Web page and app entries
########################################
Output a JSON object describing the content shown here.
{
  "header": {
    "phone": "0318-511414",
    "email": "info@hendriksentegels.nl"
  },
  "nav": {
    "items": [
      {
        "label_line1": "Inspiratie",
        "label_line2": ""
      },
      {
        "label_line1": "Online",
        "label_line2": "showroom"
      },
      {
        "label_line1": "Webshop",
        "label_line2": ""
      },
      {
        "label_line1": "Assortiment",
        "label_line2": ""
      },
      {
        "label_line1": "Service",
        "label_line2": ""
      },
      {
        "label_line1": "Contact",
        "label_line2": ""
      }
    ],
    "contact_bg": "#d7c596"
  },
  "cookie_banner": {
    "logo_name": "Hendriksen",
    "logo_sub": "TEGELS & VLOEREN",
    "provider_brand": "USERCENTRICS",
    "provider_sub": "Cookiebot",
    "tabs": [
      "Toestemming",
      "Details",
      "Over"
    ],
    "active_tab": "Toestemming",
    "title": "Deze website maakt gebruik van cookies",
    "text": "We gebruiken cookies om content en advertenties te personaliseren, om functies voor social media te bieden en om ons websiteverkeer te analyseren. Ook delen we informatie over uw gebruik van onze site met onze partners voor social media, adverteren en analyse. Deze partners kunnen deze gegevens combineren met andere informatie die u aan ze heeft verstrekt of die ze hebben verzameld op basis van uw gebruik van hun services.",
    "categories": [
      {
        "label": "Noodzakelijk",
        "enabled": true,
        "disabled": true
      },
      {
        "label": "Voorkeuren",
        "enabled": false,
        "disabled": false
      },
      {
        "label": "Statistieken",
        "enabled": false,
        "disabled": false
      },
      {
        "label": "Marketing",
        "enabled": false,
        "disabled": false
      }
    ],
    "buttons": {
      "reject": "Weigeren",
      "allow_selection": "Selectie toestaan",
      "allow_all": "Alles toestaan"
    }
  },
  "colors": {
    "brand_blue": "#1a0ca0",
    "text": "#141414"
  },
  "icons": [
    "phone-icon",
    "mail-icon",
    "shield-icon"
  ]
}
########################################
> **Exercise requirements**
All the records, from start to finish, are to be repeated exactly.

> **Solved problem**
Output a JSON object describing the content shown here.
{
  "header": {
    "phone": "0318-511414",
    "email": "info@hendriksentegels.nl"
  },
  "nav": {
    "items": [
      {
        "label_line1": "Inspiratie",
        "label_line2": ""
      },
      {
        "label_line1": "Online",
        "label_line2": "showroom"
      },
      {
        "label_line1": "Webshop",
        "label_line2": ""
      },
      {
        "label_line1": "Assortiment",
        "label_line2": ""
      },
      {
        "label_line1": "Service",
        "label_line2": ""
      },
      {
        "label_line1": "Contact",
        "label_line2": ""
      }
    ],
    "contact_bg": "#d7c596"
  },
  "cookie_banner": {
    "logo_name": "Hendriksen",
    "logo_sub": "TEGELS & VLOEREN",
    "provider_brand": "USERCENTRICS",
    "provider_sub": "Cookiebot",
    "tabs": [
      "Toestemming",
      "Details",
      "Over"
    ],
    "active_tab": "Toestemming",
    "title": "Deze website maakt gebruik van cookies",
    "text": "We gebruiken cookies om content en advertenties te personaliseren, om functies voor social media te bieden en om ons websiteverkeer te analyseren. Ook delen we informatie over uw gebruik van onze site met onze partners voor social media, adverteren en analyse. Deze partners kunnen deze gegevens combineren met andere informatie die u aan ze heeft verstrekt of die ze hebben verzameld op basis van uw gebruik van hun services.",
    "categories": [
      {
        "label": "Noodzakelijk",
        "enabled": true,
        "disabled": true
      },
      {
        "label": "Voorkeuren",
        "enabled": false,
        "disabled": false
      },
      {
        "label": "Statistieken",
        "enabled": false,
        "disabled": false
      },
      {
        "label": "Marketing",
        "enabled": false,
        "disabled": false
      }
    ],
    "buttons": {
      "reject": "Weigeren",
      "allow_selection": "Selectie toestaan",
      "allow_all": "Alles toestaan"
    }
  },
  "colors": {
    "brand_blue": "#1a0ca0",
    "text": "#141414"
  },
  "icons": [
    "phone-icon",
    "mail-icon",
    "shield-icon"
  ]
}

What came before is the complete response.